:: INFORMATION PROVIDED ::

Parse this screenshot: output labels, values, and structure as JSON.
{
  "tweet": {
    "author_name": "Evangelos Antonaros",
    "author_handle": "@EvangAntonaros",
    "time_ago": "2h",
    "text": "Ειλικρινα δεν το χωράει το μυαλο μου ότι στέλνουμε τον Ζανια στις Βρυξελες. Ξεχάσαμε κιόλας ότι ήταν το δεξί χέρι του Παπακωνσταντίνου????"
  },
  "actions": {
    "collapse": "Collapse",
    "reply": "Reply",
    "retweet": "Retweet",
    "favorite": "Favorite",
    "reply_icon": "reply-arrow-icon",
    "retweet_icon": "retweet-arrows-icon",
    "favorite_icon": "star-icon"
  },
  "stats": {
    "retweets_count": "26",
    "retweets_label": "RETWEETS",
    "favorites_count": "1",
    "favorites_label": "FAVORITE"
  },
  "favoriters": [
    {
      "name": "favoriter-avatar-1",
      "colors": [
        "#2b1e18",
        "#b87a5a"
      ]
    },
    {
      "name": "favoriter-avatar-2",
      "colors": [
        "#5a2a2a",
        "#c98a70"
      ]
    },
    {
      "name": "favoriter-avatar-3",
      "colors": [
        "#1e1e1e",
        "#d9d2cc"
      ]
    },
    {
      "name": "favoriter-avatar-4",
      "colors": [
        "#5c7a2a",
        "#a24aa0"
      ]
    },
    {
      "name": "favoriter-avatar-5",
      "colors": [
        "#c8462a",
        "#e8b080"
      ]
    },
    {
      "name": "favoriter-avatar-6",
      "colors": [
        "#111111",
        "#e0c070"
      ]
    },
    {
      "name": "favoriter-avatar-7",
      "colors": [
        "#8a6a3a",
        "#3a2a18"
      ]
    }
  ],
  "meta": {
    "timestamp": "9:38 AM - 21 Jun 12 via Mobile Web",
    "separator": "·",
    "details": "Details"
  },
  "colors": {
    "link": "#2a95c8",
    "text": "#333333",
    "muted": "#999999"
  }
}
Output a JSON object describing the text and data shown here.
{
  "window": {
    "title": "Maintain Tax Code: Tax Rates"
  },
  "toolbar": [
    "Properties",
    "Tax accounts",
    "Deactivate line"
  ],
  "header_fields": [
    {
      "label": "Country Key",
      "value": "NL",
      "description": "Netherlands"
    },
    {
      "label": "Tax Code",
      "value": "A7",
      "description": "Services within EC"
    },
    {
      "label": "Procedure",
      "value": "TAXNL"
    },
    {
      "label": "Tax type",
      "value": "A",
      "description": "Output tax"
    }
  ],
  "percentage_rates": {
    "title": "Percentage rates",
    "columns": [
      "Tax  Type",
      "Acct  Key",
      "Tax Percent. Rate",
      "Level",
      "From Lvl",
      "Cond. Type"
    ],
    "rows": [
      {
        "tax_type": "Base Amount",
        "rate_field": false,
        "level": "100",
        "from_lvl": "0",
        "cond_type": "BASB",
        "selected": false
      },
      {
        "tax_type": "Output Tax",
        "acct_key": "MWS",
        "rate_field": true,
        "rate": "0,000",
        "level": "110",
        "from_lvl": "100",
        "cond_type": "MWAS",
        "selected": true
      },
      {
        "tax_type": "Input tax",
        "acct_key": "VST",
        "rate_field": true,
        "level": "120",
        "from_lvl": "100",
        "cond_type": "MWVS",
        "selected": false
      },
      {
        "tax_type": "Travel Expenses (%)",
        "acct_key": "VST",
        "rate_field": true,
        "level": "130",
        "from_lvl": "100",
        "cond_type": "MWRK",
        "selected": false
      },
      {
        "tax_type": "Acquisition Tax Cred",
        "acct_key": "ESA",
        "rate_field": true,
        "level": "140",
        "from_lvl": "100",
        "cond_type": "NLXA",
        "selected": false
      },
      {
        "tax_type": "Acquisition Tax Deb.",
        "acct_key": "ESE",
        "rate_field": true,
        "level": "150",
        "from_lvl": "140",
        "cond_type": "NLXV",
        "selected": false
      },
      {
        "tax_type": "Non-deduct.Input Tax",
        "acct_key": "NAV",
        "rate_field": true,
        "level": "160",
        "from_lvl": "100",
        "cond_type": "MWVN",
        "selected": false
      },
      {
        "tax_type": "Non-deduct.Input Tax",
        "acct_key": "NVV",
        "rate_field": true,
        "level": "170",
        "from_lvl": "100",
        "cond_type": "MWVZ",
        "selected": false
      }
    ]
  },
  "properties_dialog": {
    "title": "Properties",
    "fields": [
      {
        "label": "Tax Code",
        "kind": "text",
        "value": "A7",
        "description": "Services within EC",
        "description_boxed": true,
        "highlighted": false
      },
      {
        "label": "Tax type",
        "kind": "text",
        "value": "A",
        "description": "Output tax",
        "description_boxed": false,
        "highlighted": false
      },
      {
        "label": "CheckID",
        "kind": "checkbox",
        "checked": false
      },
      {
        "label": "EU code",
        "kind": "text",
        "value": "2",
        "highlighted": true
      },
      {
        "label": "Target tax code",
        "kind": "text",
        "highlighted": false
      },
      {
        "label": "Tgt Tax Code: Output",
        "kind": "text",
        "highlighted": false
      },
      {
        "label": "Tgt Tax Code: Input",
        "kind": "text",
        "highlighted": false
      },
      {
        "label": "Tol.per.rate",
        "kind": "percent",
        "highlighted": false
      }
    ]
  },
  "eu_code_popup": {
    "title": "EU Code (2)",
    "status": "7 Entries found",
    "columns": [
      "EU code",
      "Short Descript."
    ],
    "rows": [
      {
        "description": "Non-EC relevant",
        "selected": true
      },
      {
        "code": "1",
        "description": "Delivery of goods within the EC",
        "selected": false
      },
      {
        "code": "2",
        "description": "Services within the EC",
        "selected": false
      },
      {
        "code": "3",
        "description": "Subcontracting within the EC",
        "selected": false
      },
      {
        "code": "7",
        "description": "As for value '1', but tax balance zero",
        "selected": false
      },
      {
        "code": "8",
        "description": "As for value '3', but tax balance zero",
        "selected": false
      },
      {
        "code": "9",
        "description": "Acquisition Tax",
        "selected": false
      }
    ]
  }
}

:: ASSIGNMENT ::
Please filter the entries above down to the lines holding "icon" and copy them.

:: TASK RESULT ::
    "reply_icon": "reply-arrow-icon",
    "retweet_icon": "retweet-arrows-icon",
    "favorite_icon": "star-icon"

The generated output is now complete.